(Data records for software interfaces)
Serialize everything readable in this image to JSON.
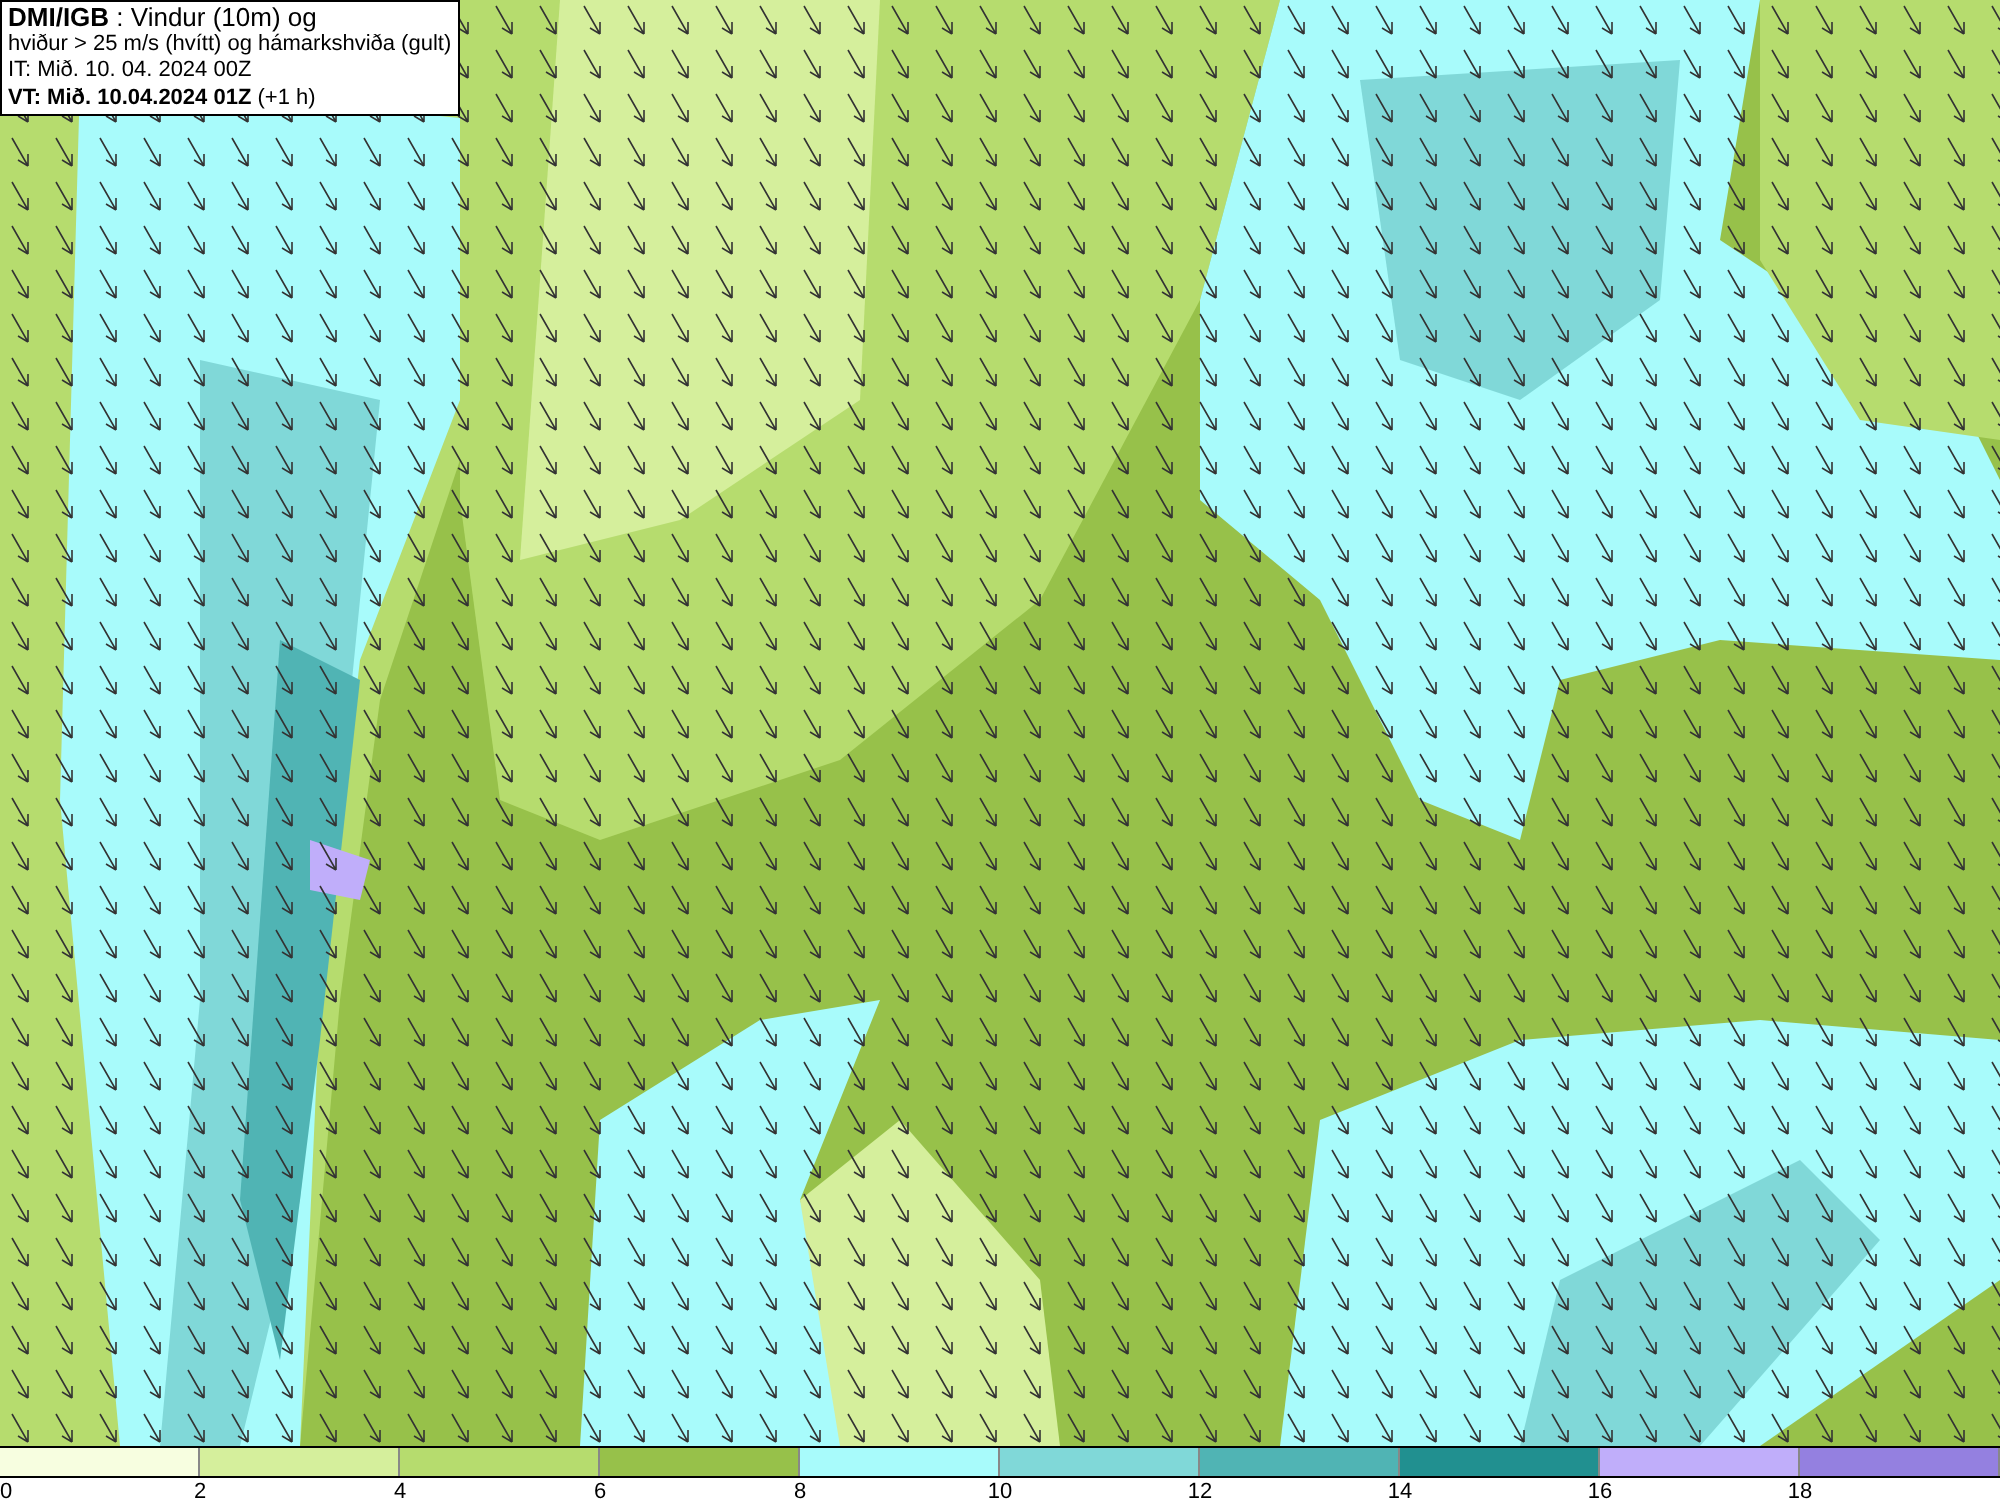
{
  "header": {
    "lines": [
      "**DMI/IGB** : Vindur (10m) og",
      "hviður > 25 m/s (hvítt) og hámarkshviða (gult)",
      "IT: Mið. 10. 04. 2024 00Z",
      "**VT: Mið. 10.04.2024 01Z** (+1 h)"
    ]
  },
  "legend": {
    "bins": [
      {
        "color": "#f7fee0",
        "label": "0"
      },
      {
        "color": "#d5ef9c",
        "label": "2"
      },
      {
        "color": "#b6dc6e",
        "label": "4"
      },
      {
        "color": "#97c14a",
        "label": "6"
      },
      {
        "color": "#a8fbfb",
        "label": "8"
      },
      {
        "color": "#80d8d8",
        "label": "10"
      },
      {
        "color": "#50b4b4",
        "label": "12"
      },
      {
        "color": "#219090",
        "label": "14"
      },
      {
        "color": "#c0aefa",
        "label": "16"
      },
      {
        "color": "#9480e0",
        "label": "18"
      }
    ]
  }
}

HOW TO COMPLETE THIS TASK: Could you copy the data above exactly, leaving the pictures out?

WORKED SOLUTION:
Serialize everything readable in this image to JSON.
{
  "header": {
    "lines": [
      "**DMI/IGB** : Vindur (10m) og",
      "hviður > 25 m/s (hvítt) og hámarkshviða (gult)",
      "IT: Mið. 10. 04. 2024 00Z",
      "**VT: Mið. 10.04.2024 01Z** (+1 h)"
    ]
  },
  "legend": {
    "bins": [
      {
        "color": "#f7fee0",
        "label": "0"
      },
      {
        "color": "#d5ef9c",
        "label": "2"
      },
      {
        "color": "#b6dc6e",
        "label": "4"
      },
      {
        "color": "#97c14a",
        "label": "6"
      },
      {
        "color": "#a8fbfb",
        "label": "8"
      },
      {
        "color": "#80d8d8",
        "label": "10"
      },
      {
        "color": "#50b4b4",
        "label": "12"
      },
      {
        "color": "#219090",
        "label": "14"
      },
      {
        "color": "#c0aefa",
        "label": "16"
      },
      {
        "color": "#9480e0",
        "label": "18"
      }
    ]
  }
}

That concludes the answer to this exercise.